    A challenge of a read. But in the end its worth the effort. The writer is a master at what she's doing. Sometimes a paragraph lasts a whole page and it's so packed with narration that it takes your breath away. The story is a crazy saga of a crazy family spanning some generations, very difficult to keep up with who is who besides the main characters. There are dozens of stories, including a vampire and a ghost story and children with paranormal powers, mass murders, sleepwalking, strange disappearances and madness, cats and mysterious birds and strange creatures (a gnome???) . Challenging and pretty lengthy and thoroughly enjoyable.
  • (5/5)
    Bellefleur by Joyce Carol Oates is ranked as one of my most favorite novels of all time; I savored this gothic tale cover to cover and didn't want it to end. It possesses a life of it's own, the characters became ghosts that would haunt me after setting it aside after a short reading and I would look forward to picking it up again. After I finished it, I felt homesick in a peculiar way that no book has ever done to me before; it is very likely that I will revisit the pages of Bellefleur again. Each chapter is an opulent sliver of time that peers into the lives and thoughts of the residents of Bellefleur Manor, an American family of notorious distinction. Their history is rife with joys and sorrows deftly exposed by the astounding craft that is signature in JCO's prolific literary career. The mesmerizing shifts of time, like historical memories, travel from the heights of the imposing Mount Blanc, wind through the decadent rooms of Bellefleur Manor, and plunge into the depths of mysterious Lake Noir where disconcerting spirits dwell. The fanciful characters endear themselves because of their human vitality and cause despair because of their human flaws; they are very tangible and seductive in spite of the brief glimpses into their lives. This is not a book for the faint of heart for it isn't a serene walk in the walled garden of Bellefleur Manor. JCO reveals the grotesque that exists within the soul of the American dream, and with abrupt grace she divulges the unforeseen twists of fate that arise with incredible violence that will leave you reeling with astonishment. It is a unique and contemplative tale, not to be consumed in a few sittings; however, the temptation of the eloquent prose begs to be gorged until the reader is sated. Open this book and open your mind, and give your imagination a workout. If you read this book with a rigid, black and white mind-set you will come away frustrated by it. I highly recommend this novel to anyone who is looking for something out of the ordinary to read.
  • (5/5)
    Oates has always been a favorite of mine.
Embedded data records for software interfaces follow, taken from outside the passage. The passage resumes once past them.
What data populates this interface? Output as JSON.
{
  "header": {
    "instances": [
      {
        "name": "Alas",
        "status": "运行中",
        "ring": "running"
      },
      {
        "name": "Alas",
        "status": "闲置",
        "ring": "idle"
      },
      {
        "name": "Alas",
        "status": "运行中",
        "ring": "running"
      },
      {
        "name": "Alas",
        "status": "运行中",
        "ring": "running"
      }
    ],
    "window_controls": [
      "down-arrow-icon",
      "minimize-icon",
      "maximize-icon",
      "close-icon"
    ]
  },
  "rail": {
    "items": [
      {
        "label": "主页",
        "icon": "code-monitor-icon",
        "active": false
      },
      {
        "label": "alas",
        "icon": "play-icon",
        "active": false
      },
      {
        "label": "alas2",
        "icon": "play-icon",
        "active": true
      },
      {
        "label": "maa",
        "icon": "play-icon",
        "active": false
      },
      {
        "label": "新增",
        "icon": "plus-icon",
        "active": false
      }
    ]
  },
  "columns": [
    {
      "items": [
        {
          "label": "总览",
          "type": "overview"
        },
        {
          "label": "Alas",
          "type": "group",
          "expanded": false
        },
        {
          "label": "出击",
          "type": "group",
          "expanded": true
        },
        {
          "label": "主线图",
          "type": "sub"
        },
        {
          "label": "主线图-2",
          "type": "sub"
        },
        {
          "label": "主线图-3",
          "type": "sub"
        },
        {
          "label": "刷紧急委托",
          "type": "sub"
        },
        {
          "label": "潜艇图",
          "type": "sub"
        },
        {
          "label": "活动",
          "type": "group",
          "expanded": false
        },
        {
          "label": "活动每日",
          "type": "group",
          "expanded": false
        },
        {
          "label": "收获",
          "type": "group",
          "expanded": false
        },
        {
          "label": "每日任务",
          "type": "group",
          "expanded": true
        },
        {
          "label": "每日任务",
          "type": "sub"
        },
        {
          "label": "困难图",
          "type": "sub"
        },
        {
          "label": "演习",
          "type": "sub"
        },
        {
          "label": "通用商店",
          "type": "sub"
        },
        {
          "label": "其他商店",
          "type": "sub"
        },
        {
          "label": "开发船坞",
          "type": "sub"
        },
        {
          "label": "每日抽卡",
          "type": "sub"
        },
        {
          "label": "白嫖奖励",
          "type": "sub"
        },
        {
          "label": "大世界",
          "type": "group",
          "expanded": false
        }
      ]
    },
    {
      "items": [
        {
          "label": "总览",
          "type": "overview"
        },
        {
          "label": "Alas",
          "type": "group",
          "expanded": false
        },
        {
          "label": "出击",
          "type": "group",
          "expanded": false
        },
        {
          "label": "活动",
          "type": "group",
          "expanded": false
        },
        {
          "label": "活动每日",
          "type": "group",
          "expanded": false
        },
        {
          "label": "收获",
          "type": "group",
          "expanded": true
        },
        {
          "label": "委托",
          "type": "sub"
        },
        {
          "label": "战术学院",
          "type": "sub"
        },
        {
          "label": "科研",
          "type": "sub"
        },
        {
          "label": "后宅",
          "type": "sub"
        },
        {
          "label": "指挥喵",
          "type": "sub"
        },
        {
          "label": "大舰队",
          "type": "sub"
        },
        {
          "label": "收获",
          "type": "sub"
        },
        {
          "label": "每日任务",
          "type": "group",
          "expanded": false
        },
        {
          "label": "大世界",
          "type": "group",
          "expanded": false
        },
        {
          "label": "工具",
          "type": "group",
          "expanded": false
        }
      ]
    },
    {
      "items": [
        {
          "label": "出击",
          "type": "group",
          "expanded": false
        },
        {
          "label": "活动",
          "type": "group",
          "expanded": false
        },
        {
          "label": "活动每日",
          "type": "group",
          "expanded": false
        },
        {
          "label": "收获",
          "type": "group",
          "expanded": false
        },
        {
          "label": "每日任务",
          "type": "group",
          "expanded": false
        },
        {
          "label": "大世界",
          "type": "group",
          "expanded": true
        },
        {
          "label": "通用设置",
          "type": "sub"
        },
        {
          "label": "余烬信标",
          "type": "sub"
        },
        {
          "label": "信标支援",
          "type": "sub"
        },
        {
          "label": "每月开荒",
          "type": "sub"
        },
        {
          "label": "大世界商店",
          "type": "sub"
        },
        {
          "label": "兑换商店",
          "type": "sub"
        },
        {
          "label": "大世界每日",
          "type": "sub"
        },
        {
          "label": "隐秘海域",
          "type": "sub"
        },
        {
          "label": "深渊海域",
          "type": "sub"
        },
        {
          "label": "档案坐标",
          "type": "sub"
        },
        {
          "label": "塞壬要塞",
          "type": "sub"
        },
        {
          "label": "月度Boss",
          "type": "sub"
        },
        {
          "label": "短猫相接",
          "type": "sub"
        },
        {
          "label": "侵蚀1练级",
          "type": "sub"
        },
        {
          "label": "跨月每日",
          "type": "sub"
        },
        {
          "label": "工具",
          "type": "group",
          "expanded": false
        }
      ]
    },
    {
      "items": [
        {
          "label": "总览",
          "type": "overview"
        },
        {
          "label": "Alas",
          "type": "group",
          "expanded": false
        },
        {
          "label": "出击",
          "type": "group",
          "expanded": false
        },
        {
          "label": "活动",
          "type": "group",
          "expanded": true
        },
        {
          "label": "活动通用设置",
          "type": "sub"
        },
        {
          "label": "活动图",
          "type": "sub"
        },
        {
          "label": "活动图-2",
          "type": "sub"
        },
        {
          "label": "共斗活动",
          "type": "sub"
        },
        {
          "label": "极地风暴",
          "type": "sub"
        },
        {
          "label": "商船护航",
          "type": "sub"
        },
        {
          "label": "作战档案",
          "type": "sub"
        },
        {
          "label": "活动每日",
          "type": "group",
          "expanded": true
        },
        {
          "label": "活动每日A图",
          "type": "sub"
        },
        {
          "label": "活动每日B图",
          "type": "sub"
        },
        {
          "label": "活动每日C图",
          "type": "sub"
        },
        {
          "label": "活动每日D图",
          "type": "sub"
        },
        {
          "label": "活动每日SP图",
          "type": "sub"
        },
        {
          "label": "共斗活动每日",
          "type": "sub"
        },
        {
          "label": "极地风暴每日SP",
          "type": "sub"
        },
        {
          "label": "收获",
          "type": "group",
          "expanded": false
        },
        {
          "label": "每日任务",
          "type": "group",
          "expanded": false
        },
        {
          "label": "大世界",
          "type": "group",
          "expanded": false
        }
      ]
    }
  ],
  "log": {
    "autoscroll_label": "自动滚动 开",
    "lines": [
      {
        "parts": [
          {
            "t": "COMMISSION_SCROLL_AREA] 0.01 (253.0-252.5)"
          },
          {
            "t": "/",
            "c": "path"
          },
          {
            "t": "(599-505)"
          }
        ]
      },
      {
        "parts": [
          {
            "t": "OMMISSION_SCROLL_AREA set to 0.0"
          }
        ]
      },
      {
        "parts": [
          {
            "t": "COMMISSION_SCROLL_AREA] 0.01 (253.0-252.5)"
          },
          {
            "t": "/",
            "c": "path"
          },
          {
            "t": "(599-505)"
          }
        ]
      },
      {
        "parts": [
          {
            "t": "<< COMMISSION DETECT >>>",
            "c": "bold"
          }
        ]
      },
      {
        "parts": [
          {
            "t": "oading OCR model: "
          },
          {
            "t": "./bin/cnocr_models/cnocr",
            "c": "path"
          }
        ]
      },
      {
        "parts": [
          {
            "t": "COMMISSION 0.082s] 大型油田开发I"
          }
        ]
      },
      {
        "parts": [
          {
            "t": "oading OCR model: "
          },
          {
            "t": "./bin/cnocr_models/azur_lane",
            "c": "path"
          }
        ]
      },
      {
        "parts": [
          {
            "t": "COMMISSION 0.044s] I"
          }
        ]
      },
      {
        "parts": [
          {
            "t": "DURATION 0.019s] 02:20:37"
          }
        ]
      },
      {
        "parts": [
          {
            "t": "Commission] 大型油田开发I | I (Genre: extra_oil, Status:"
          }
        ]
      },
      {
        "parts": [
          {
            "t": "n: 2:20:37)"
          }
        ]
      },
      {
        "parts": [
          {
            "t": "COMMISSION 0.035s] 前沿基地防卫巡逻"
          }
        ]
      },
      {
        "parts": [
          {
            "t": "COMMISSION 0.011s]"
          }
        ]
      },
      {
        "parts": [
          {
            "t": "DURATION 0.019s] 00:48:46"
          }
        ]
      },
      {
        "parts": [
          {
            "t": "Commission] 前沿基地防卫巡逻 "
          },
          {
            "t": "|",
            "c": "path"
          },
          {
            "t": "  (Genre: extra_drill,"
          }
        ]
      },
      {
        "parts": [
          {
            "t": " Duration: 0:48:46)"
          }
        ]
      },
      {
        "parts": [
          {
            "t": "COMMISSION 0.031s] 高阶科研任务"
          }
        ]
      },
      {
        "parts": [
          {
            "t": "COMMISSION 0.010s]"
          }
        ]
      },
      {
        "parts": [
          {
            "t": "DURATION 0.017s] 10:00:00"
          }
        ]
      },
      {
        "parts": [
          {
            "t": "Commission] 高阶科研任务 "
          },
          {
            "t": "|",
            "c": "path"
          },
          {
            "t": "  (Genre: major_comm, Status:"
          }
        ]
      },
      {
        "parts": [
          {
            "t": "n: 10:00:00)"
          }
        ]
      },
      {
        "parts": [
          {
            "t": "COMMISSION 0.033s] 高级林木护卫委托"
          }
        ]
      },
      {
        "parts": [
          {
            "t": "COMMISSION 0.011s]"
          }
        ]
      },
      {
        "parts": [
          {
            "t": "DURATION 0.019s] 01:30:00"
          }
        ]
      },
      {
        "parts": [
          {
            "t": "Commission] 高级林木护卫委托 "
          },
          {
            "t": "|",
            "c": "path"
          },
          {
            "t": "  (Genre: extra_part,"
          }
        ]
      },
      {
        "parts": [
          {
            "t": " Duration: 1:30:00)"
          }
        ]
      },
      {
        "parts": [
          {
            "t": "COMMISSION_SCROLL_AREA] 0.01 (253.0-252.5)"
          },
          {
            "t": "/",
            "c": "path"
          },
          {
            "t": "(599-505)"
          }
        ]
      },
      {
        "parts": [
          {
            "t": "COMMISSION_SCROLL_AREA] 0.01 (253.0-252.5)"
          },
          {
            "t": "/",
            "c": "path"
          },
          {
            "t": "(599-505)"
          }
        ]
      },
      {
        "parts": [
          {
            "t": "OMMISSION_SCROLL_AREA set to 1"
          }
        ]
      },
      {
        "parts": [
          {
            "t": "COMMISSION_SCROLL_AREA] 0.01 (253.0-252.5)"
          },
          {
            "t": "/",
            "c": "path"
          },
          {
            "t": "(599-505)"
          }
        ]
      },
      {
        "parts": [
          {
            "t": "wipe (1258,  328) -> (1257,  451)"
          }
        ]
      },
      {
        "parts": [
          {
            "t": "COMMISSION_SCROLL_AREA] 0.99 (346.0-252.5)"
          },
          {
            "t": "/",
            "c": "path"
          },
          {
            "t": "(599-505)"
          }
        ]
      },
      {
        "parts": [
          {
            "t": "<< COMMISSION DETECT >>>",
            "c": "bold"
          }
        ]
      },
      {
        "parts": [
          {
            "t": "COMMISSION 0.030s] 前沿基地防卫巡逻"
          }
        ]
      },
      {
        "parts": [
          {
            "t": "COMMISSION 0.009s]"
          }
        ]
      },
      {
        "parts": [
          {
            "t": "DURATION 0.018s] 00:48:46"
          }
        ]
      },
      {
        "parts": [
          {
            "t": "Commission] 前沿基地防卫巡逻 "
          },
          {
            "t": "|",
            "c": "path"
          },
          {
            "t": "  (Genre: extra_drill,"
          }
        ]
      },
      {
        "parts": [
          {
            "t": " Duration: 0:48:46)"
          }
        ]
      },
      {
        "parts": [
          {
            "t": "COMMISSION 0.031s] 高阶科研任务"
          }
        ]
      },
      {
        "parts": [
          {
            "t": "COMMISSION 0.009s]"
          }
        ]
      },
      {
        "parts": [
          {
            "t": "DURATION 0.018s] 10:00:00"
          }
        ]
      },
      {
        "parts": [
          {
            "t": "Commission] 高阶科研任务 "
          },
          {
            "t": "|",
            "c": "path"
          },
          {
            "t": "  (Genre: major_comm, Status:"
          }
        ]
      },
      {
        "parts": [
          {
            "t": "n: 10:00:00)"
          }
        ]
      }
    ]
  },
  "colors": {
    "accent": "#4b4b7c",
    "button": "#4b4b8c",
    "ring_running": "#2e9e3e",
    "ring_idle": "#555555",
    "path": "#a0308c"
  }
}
Bellefleur is the story of a fairly twisted, odd family. A true gothic tale, it twists and winds its way back and through, tying up loose ends nicely at its conclusion.